How is, in your opinion, collective memory build up in this crisis context in Europe?
Different interrelations are happening between different people. Different projects allow people to come together, debate about their actual conditions and share the virtues of their cultures and habits. In another project I made with refugee kids I created a time machine that took them to their home countries while they were holding typical German goods, as a form of talking about Germans old assumption that Germany was not an immigrant country. So in YouTube I found videos to embed in performance from all the places the kinds were coming from. I found videos for all of them except from Afghanistan. All the videos were somehow about war. So I told this to him and he used it in its speech for the performance. He told me that love, friendship and all kind of feelings, they existed in Afghanistan too. Through these collaborations one ends up knowing more about the other cultures, not through media and hegemonic forms of history but through autobiography remembering of real people. And this changes the way we look at us and the others, which in turn changes the ways we look to our past and the ways we might project our future collective histories.
Most recently you are involved in a new project around the refugee crisis problematic launched by EMERGE, Cultural Association. “Emotional Geographies” is a project, based in Portugal, with the goal of promoting the debate around the humanitarian crisis in the Middle East, involving people from different backgrounds. Which are your expectations about “Emotional Geographies”?

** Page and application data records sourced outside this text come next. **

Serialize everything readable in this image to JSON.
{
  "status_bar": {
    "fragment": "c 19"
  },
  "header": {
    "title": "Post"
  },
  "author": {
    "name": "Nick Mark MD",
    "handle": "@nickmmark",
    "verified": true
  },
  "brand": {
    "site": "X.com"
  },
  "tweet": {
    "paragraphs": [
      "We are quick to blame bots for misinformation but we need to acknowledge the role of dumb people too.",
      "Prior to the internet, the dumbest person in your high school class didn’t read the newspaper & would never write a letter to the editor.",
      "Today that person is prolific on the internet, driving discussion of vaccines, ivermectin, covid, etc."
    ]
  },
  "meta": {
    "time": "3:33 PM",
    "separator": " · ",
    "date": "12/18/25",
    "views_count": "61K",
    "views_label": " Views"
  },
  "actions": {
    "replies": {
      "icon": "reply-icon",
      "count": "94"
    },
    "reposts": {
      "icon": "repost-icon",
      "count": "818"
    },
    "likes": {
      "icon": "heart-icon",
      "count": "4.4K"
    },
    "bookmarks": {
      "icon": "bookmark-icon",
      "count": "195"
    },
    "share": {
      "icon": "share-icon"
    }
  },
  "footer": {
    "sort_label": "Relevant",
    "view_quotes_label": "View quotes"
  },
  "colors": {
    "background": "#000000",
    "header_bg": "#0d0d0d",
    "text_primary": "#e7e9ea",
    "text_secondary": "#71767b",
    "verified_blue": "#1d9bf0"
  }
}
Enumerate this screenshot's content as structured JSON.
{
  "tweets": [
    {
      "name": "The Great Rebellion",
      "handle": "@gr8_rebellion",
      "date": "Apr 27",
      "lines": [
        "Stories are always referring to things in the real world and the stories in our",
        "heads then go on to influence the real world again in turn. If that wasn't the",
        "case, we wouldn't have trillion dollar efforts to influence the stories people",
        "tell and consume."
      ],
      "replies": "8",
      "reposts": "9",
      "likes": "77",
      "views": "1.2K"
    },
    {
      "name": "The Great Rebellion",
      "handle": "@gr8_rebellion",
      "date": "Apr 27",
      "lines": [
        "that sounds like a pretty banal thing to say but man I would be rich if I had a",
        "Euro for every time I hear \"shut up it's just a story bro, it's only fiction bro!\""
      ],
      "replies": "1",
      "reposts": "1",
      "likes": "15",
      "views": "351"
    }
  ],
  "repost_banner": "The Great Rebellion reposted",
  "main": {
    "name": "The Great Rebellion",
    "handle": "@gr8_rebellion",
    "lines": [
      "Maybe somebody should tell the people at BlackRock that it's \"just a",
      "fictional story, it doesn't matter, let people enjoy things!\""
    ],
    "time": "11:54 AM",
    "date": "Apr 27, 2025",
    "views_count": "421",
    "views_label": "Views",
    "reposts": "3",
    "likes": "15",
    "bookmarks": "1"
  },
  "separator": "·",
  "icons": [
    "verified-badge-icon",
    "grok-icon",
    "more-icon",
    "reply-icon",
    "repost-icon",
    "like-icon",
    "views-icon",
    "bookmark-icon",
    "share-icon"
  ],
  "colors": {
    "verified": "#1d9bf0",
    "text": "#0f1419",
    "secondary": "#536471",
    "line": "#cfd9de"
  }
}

My expectations would be to involve and work with the people that are facing this crisis firsthand, namely the ones who had to exile themselves away from their homes, their places of origin and their families. To involve them means them giving the multiple directions the project might take. Of course other forms of data and historical records might be included, especially the ones related to territory occupations in the past by Western powers, which changed territories, geographies and relations between different countries – the Tordesillas Treaty, the Sykes-Pickot Treaty and the Berlin Conference (the “Scramble for Africa”) to name a few.
Ana Sécio holds a degree in Media Studies and a Master in Cultural Studies from the Catholic University of Lisbon (Portugal). She has professional experience in the fields of communication and culture within the country and abroad. She is currently the head of communication of EMERGE, Cultural Association.
Header image: Márcio Carvalho.